Chart 3: Deaths during the Abhisit Vejjajiva government: December 2008-July 2011:


NOTE: There is a good question of when to count the end of the Abhisit government. We could say the end of May 2011 (the month of dissolution), the end of June 2011 (last month before the election), or the end of July 2011 (last month of caretaker responsibility). For simplicity sake have gone for the end of July 2011 – actually if you were to exclude those two months it would actually improve the record of the government.

BP: In the 32 months of the Abhisit government, there were 1,330 deaths or 41.6 death a month.

Chart 4: Deaths during the Yingluck Shinawatra government: August 2011-August 2013:


BP: In the 25 months of the Yingluck government there have been 1021 deaths or 40.8 deaths a month.

What about since the peace talks started?

Chart 5: Deaths in the 12 months prior to the peace talks and in the 6 months since the peace talks started:


NOTE: It was announced on February 28, 2013 that peace talks would start.

BP: 6 months have passed since peace talks started. This is enough time to at least provide some preliminary analysis. It is not a good idea to look at single days – you can have 5-6 people die and that sounds bad, but if no one else dies for the next 3-4 days well we are already back to the norm – as they can distort things. 6 months is, in BP’s view, a long enough period.

In the 6 months since peace talks started, we have had 238 deaths or 39.7 deaths a month. How does this compare with the past?

A. If you compare with the previous 6 months before that where there were 244 deaths or 40.7 deaths a month.
B. If you compare it for the same time period last year (Mar-Aug) where there were 246 deaths or 41 deaths a month.
C. If you compare with the average monthly death since Jan 2008 where there were 40.9 deaths a month.

BP: A minor drop, but not really statistically significant. Not worse, but not much better. Interestingly, there has been a change in the people targeted though.
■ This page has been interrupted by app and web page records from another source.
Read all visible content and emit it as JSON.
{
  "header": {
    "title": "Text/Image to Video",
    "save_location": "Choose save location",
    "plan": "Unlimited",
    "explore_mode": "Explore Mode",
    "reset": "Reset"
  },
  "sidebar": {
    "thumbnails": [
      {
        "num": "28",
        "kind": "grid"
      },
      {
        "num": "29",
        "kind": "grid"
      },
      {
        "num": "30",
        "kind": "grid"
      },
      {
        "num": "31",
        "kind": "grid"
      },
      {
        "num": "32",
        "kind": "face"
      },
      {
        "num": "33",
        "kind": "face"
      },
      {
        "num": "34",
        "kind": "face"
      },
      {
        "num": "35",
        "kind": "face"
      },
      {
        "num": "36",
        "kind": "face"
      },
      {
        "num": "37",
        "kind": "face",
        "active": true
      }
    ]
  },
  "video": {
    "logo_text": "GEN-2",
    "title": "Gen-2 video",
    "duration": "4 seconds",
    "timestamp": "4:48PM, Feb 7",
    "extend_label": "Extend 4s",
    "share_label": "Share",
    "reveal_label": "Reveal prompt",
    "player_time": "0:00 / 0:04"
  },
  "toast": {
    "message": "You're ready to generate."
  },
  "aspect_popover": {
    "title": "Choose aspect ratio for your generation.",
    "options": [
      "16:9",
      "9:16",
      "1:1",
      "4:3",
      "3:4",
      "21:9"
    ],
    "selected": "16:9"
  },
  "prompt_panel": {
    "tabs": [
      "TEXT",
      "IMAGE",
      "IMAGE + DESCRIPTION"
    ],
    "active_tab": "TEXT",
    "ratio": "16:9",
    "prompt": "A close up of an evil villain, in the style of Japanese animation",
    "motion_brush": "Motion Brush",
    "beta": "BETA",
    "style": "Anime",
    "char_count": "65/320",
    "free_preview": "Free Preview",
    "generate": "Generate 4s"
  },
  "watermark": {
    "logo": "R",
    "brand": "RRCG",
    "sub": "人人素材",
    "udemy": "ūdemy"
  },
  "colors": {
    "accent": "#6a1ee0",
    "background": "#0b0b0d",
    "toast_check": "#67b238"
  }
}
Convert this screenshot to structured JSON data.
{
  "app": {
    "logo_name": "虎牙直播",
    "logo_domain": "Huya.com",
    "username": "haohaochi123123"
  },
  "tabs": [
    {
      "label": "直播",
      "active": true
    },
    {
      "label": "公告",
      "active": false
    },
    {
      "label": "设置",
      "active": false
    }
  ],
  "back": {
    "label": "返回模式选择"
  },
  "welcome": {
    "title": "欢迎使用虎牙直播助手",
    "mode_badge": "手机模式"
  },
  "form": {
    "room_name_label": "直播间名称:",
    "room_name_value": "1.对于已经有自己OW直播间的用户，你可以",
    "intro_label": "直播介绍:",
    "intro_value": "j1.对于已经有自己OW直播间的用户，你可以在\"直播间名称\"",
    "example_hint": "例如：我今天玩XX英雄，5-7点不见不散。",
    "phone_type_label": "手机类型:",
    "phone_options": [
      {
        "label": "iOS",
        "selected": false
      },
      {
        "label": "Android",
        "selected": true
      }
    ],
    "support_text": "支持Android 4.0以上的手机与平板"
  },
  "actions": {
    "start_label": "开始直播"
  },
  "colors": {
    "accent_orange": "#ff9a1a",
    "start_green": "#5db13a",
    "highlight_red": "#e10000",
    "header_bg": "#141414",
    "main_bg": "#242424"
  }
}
WSJ:

Data from a security unit showed the number of officers killed in the southern border region during March and June of 2013 totaled 55, compared with 20 recorded during the same period of 2012.  However, civilian casualties dropped in half, to 43 from last year’s 81.

Col. Pramote Promin, spokesman for the Thai Army’s Region 4 Internal Security Operations Command, said the change in the number of deaths doesn’t signal a shift in tactics of attacks.

“It is true that more and more security officers and volunteers have become the insurgents’ targets so far this year.  But that’s because the attackers have employed more bombing tactics to cause more damages,” said Col. Pramote.  “All the slain policemen belonged to the team tasked with the clampdown on oil smuggling, which is a part of the many illicit activities that are connected with separatist movements.”

Srisompob Jitpiromsri, director of Deep South Watch, an independent organization to promote peace in the restive south, is still optimistic about peace talks. Fewer civilian casualties may imply that the peace dialogue is working, even though the conclusion is not yet reached.

Civilians are significantly less of a target since the peace talk began. Overall, the situation has improved. We have the lowest total death tolls in nine years,” said Mr. Srisompob.

BP: This is more a shift to the tactics pre-2004…